  13. There are a number of other reasons why I conclude that Mr. Padda’s case as to the alleged agreement is unsustainable. Chief amongst those is the fact that, as Mr. Lakhanpal identified, any agreement reached with Mr. Padda would have needed to be put in writing, just as the Settlement Agreement was on 9th October 2008. This alleged agreement was not put in writing and indeed it was not even asserted by Forest until their letter of 23rd January 2009 which was eight days after the alleged agreement, and just before the hearing of this Part 24 application. If Forest had obtained such a hugely beneficial agreement from Mr. Lakhanpal on 15th January, then in my judgment it is inconceivable that they would not have recorded it in writing straightaway.

  14. For all those reasons, I therefore reject the suggestion that some other settlement agreement was reached on 15th January 2009. Thus the position is that:

(a) Forest are in breach of the existing Settlement Agreement; and

(b) Able are entitled to judgment for the unpaid balance due under that Settlement Agreement, and pursuant to the original Adjudicator’s decision.

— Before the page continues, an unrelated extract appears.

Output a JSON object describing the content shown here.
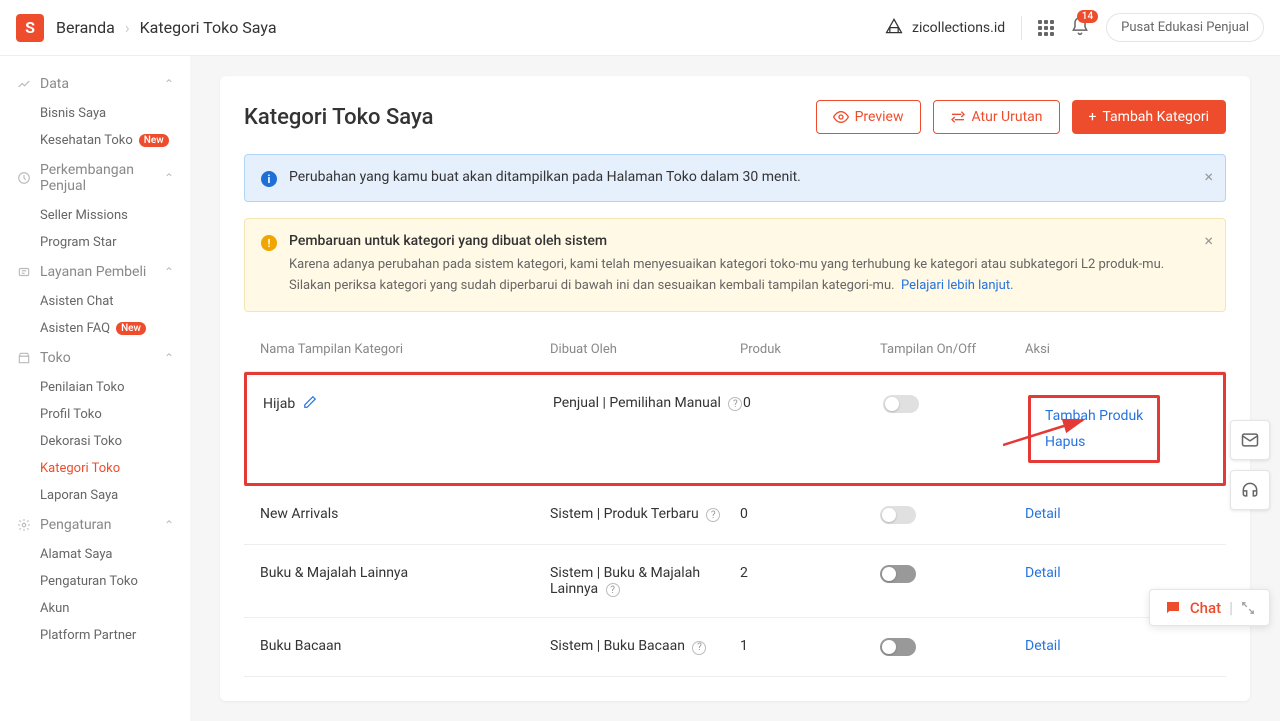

  1. Accordingly, Able are entitled to judgment pursuant to CPR Part 24 in the sum of £100,000. There is a claim for interest in accordance with the Late Payment of Commercial Debts (Interest) Act 1998 at a rate of 8% over base. It seems to me that, as a matter of discretion, I should permit that claim. This is just the sort of case which that Act was designed to cover: a debt which is agreed to be overdue and where there is no reason whatsoever for its non-payment. Furthermore, in circumstances like this, where cash flow is so important, it is necessary for the courts to utilise the 1998 Act, wherever appropriate, to arrive at a significant rate of interest. That claim gives rise to an interest amount of £613.69. Accordingly there will be judgment for Able in the total sum of £100,613.69.

That leaves the question of costs. In accordance with the principles set out in Gray & Sons Builders (Bedford) Ltd. v. Essential Box Co. Ltd[2006] EWHC 2520 (TCC) I conclude that this is a case in which Able are entitled to costs on the indemnity basis. Forest had and have no defence to this claim and have put Able to extensive costs in order to recover sums which Forest agreed to pay as long ago as last October. This is therefore a case in which an order pursuant to the indemnity costs regime is entirely appropriate. In addition, I note that the Settlement Agreement entitled Able to ‘full costs’ in these circumstances (see paragraph 5 above), which I would also take to mean indemnity costs. I require Able to provide a bill of costs within the next seven days so that I can assess the costs due. That sum will then be added to the judgment sum.